Which brings me to The Game and The Vigilante. There most definitely IS a certain level of excitement for this match, simply because it’s Sting’s first match inside a WWE ring. How could there not be? But it’s hard to fathom how little they’ve utilized Sting in these last few weeks. Typing words on a screen and distorting his voice in a promo package is likely NOT how people envisioned things unfolding. Triple H walks out on TV each week claiming that he helped kill WCW (no, really, stop laughing), so where is Sting to stand up to him face to face and talk about those dying days of WCW? Where is Sting to defend himself? Where is Sting to take a baseball bat to The Big Show, and to Kane? During his time in TNA, he showed off some pretty impressive promo skills. He’s a well-spoken, articulate guy and that talent has, thus far, been wasted. If this is his last stand (and I don’t believe it is, but it could be), he should be going out hitting homeruns with that bat, not foul tips.
And lastly, there’s Lesnar and Reigns. Roman needs to face The Beast head on. He was booed by a decent number of people last week in his match against Seth Rollins, but won the fans over after the match with his suicide dive to the floor and mid-air spear on Rollins where he nearly broke the man in half. THAT’s the Roman Reigns we need to see more of. I still remember a segment on Raw building to a Lesnar vs. Big Show match at last year’s Royal Rumble where Show hurled Lesnar across the ring like a small child right on top of his head. The idea was to get Big Show over as a monster on the same level as Lesnar. Reigns needs all the help he can get going into this match. Paul Heyman can sing his praises only so much before the fans get tired of hearing it.
Believe that?

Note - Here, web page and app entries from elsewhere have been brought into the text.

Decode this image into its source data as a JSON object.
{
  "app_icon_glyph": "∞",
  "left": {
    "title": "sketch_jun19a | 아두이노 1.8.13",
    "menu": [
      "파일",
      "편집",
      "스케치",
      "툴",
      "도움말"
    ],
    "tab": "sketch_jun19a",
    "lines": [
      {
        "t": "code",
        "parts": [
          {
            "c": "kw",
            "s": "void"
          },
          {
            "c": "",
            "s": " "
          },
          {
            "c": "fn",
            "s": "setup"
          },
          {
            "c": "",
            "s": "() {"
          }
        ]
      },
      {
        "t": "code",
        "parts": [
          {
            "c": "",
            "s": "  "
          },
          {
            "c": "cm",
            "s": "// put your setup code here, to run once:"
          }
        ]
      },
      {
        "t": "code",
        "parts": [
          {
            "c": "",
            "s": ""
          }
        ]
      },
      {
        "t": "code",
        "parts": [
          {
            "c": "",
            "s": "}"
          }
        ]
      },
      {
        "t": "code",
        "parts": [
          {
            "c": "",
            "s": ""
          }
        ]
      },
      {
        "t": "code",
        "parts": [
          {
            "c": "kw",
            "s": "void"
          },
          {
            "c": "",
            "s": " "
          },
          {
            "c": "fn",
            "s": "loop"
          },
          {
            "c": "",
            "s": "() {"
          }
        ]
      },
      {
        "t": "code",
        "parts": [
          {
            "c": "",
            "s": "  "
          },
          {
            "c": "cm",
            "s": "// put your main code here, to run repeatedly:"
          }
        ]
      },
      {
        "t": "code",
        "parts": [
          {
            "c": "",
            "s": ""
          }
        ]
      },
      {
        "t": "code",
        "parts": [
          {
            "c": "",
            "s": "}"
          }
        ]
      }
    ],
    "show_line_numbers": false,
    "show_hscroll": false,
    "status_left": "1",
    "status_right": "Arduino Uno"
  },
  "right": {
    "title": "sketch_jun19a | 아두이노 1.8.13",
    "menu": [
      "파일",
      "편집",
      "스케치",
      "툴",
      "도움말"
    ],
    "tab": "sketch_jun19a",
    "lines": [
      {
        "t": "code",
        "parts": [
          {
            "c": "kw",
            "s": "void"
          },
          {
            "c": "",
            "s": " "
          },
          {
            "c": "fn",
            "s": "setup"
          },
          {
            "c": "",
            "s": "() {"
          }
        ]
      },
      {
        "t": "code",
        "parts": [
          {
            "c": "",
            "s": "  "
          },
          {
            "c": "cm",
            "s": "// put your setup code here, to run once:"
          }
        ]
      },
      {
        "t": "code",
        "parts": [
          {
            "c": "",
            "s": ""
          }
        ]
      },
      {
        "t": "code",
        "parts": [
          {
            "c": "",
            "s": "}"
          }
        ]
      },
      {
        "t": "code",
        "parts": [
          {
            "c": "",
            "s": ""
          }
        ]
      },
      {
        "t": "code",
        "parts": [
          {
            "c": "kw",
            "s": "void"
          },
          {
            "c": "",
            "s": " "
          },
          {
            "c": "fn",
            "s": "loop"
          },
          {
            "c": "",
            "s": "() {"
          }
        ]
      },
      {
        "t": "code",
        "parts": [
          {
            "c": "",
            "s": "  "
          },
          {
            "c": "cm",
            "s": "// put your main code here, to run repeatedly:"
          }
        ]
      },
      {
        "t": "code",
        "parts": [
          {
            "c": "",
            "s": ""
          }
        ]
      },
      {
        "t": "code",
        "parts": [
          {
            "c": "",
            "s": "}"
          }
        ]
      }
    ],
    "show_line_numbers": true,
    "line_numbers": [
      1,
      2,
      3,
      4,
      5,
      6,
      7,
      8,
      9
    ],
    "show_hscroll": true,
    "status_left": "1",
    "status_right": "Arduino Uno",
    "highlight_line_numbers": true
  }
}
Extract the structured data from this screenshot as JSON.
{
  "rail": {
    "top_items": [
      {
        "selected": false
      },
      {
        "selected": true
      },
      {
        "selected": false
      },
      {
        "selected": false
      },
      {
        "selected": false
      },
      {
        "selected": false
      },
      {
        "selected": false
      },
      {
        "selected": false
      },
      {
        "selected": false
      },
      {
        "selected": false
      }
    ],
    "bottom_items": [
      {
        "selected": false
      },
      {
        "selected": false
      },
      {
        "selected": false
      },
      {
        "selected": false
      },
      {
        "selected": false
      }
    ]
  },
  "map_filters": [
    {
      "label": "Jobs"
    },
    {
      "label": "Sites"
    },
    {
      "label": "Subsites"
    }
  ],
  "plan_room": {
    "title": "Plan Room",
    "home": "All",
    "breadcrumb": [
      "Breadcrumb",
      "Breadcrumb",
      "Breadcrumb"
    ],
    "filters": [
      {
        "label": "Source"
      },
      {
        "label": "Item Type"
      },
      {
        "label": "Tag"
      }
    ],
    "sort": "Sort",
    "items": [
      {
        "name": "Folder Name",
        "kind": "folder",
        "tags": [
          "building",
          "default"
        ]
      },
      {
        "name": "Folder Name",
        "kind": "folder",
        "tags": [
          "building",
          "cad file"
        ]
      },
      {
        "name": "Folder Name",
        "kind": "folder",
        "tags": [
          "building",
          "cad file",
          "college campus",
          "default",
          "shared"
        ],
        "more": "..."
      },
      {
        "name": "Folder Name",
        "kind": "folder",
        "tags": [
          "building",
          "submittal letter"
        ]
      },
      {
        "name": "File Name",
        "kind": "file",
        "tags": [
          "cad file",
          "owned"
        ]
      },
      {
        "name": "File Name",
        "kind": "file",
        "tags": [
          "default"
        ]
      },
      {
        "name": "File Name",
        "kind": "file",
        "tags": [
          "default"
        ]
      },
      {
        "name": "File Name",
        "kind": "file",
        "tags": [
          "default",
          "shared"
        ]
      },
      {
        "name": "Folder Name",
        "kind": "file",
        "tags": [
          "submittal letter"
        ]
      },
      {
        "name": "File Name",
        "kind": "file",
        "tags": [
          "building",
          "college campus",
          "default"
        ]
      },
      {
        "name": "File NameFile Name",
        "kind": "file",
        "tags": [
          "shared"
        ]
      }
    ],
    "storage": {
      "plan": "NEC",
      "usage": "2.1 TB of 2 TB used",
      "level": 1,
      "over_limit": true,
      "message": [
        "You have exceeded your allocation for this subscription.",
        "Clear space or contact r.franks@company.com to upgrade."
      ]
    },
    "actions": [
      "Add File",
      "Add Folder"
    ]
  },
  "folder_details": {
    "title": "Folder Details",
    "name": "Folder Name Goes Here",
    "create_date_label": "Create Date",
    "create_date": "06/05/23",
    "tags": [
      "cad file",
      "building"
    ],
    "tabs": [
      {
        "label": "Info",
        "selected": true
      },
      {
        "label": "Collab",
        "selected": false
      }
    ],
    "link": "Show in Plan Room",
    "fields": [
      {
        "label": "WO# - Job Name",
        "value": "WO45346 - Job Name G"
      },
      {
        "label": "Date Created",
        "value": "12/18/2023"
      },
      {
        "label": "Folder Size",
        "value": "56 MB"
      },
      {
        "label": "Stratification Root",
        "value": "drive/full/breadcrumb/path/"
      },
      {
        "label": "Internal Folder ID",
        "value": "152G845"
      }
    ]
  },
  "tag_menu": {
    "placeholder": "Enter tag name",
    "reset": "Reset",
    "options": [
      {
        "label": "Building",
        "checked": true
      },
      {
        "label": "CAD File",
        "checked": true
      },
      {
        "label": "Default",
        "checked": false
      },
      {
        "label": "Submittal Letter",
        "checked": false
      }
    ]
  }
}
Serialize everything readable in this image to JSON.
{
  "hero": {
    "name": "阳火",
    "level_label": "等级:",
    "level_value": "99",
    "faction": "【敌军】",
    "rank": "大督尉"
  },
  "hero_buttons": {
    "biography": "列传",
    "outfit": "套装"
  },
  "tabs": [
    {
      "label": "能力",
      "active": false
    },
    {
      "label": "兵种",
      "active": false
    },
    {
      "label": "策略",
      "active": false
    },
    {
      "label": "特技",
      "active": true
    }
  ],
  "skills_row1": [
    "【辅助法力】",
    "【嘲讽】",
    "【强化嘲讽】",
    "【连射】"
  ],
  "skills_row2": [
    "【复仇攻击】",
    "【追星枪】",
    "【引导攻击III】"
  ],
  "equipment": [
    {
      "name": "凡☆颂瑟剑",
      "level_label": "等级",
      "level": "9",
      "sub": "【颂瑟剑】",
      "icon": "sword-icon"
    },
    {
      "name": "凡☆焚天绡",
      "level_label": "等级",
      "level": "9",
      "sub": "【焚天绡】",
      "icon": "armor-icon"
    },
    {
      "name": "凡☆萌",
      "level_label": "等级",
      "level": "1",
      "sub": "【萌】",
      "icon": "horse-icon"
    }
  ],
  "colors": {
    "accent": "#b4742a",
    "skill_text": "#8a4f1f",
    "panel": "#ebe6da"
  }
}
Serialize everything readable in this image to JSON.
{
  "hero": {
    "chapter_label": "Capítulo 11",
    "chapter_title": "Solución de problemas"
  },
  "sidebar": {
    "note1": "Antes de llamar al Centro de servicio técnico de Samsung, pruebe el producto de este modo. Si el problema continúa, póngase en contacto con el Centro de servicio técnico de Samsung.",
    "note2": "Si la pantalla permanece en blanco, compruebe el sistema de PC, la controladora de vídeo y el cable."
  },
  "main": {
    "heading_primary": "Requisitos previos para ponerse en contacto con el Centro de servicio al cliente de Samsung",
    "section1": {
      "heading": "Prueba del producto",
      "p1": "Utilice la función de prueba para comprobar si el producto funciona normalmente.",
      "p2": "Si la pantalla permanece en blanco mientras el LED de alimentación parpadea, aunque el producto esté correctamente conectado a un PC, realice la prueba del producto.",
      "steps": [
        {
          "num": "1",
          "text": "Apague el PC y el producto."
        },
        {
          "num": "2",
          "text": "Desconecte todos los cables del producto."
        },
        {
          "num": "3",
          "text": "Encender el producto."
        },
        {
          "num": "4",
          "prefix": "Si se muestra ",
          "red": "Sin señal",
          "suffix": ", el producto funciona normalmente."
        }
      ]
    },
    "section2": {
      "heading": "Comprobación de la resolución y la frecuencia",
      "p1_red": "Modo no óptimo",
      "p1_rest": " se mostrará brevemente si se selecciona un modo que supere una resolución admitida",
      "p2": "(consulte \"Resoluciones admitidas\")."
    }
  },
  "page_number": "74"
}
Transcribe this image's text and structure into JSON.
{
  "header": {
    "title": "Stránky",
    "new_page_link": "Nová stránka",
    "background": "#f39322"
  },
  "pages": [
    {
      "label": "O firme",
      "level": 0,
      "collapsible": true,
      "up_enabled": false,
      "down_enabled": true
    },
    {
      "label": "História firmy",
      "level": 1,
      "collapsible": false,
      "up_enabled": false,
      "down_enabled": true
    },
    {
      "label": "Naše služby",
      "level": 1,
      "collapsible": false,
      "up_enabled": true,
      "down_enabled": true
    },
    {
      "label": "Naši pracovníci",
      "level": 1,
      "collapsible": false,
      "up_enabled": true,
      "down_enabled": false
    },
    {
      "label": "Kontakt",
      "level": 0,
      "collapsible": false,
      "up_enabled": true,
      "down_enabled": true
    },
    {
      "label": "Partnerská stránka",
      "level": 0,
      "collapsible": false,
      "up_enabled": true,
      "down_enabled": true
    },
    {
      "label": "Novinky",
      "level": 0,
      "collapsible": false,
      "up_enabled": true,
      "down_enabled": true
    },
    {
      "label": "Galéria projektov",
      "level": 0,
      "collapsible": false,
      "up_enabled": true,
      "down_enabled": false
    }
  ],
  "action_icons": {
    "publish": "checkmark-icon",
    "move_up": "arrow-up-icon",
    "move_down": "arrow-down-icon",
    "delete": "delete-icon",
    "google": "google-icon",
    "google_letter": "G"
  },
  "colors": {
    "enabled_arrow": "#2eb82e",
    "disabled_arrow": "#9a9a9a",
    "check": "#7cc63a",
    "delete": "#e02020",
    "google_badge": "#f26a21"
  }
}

WWE needs to give us a reason to, and fast. There’s still time.
What do you think? Comment below with your thoughts, opinions, feedback and anything else that was raised.